Recorded data START

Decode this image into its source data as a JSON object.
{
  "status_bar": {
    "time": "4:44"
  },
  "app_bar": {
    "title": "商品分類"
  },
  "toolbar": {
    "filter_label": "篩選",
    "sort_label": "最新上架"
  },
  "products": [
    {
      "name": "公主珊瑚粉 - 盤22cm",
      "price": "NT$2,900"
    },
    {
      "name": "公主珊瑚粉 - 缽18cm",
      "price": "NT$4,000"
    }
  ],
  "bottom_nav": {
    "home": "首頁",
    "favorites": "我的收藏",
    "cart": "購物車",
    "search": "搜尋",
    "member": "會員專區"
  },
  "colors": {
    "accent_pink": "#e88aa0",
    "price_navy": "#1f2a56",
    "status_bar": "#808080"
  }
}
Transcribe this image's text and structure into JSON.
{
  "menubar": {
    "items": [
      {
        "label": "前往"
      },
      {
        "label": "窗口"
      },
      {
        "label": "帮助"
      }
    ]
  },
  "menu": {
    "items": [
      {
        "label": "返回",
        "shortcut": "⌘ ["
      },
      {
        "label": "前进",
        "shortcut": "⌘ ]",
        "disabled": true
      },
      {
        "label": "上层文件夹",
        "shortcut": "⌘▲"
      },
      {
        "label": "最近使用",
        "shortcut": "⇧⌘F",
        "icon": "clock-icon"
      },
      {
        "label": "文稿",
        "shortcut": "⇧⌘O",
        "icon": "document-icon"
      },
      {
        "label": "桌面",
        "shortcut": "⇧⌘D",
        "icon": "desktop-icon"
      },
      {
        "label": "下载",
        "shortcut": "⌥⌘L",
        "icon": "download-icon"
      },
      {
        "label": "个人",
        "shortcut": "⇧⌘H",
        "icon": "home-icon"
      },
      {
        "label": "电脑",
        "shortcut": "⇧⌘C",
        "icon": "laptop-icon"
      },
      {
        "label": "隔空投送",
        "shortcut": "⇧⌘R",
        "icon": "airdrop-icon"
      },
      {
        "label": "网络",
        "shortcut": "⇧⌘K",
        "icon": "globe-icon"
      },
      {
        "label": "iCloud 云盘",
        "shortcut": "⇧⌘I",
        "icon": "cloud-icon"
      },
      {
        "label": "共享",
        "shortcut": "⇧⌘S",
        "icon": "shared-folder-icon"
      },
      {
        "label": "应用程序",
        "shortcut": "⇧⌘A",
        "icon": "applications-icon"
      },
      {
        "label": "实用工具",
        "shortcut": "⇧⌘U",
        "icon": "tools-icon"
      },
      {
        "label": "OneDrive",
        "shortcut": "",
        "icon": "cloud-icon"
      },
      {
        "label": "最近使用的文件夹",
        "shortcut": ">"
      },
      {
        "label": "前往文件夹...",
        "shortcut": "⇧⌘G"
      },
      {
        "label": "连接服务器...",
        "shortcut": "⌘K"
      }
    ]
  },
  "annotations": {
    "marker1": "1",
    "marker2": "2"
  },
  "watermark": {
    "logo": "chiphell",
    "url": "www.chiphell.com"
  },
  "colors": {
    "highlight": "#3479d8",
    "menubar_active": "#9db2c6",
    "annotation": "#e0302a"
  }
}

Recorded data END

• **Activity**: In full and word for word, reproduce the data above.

• **Completed exercise**:
Decode this image into its source data as a JSON object.
{
  "status_bar": {
    "time": "4:44"
  },
  "app_bar": {
    "title": "商品分類"
  },
  "toolbar": {
    "filter_label": "篩選",
    "sort_label": "最新上架"
  },
  "products": [
    {
      "name": "公主珊瑚粉 - 盤22cm",
      "price": "NT$2,900"
    },
    {
      "name": "公主珊瑚粉 - 缽18cm",
      "price": "NT$4,000"
    }
  ],
  "bottom_nav": {
    "home": "首頁",
    "favorites": "我的收藏",
    "cart": "購物車",
    "search": "搜尋",
    "member": "會員專區"
  },
  "colors": {
    "accent_pink": "#e88aa0",
    "price_navy": "#1f2a56",
    "status_bar": "#808080"
  }
}
Transcribe this image's text and structure into JSON.
{
  "menubar": {
    "items": [
      {
        "label": "前往"
      },
      {
        "label": "窗口"
      },
      {
        "label": "帮助"
      }
    ]
  },
  "menu": {
    "items": [
      {
        "label": "返回",
        "shortcut": "⌘ ["
      },
      {
        "label": "前进",
        "shortcut": "⌘ ]",
        "disabled": true
      },
      {
        "label": "上层文件夹",
        "shortcut": "⌘▲"
      },
      {
        "label": "最近使用",
        "shortcut": "⇧⌘F",
        "icon": "clock-icon"
      },
      {
        "label": "文稿",
        "shortcut": "⇧⌘O",
        "icon": "document-icon"
      },
      {
        "label": "桌面",
        "shortcut": "⇧⌘D",
        "icon": "desktop-icon"
      },
      {
        "label": "下载",
        "shortcut": "⌥⌘L",
        "icon": "download-icon"
      },
      {
        "label": "个人",
        "shortcut": "⇧⌘H",
        "icon": "home-icon"
      },
      {
        "label": "电脑",
        "shortcut": "⇧⌘C",
        "icon": "laptop-icon"
      },
      {
        "label": "隔空投送",
        "shortcut": "⇧⌘R",
        "icon": "airdrop-icon"
      },
      {
        "label": "网络",
        "shortcut": "⇧⌘K",
        "icon": "globe-icon"
      },
      {
        "label": "iCloud 云盘",
        "shortcut": "⇧⌘I",
        "icon": "cloud-icon"
      },
      {
        "label": "共享",
        "shortcut": "⇧⌘S",
        "icon": "shared-folder-icon"
      },
      {
        "label": "应用程序",
        "shortcut": "⇧⌘A",
        "icon": "applications-icon"
      },
      {
        "label": "实用工具",
        "shortcut": "⇧⌘U",
        "icon": "tools-icon"
      },
      {
        "label": "OneDrive",
        "shortcut": "",
        "icon": "cloud-icon"
      },
      {
        "label": "最近使用的文件夹",
        "shortcut": ">"
      },
      {
        "label": "前往文件夹...",
        "shortcut": "⇧⌘G"
      },
      {
        "label": "连接服务器...",
        "shortcut": "⌘K"
      }
    ]
  },
  "annotations": {
    "marker1": "1",
    "marker2": "2"
  },
  "watermark": {
    "logo": "chiphell",
    "url": "www.chiphell.com"
  },
  "colors": {
    "highlight": "#3479d8",
    "menubar_active": "#9db2c6",
    "annotation": "#e0302a"
  }
}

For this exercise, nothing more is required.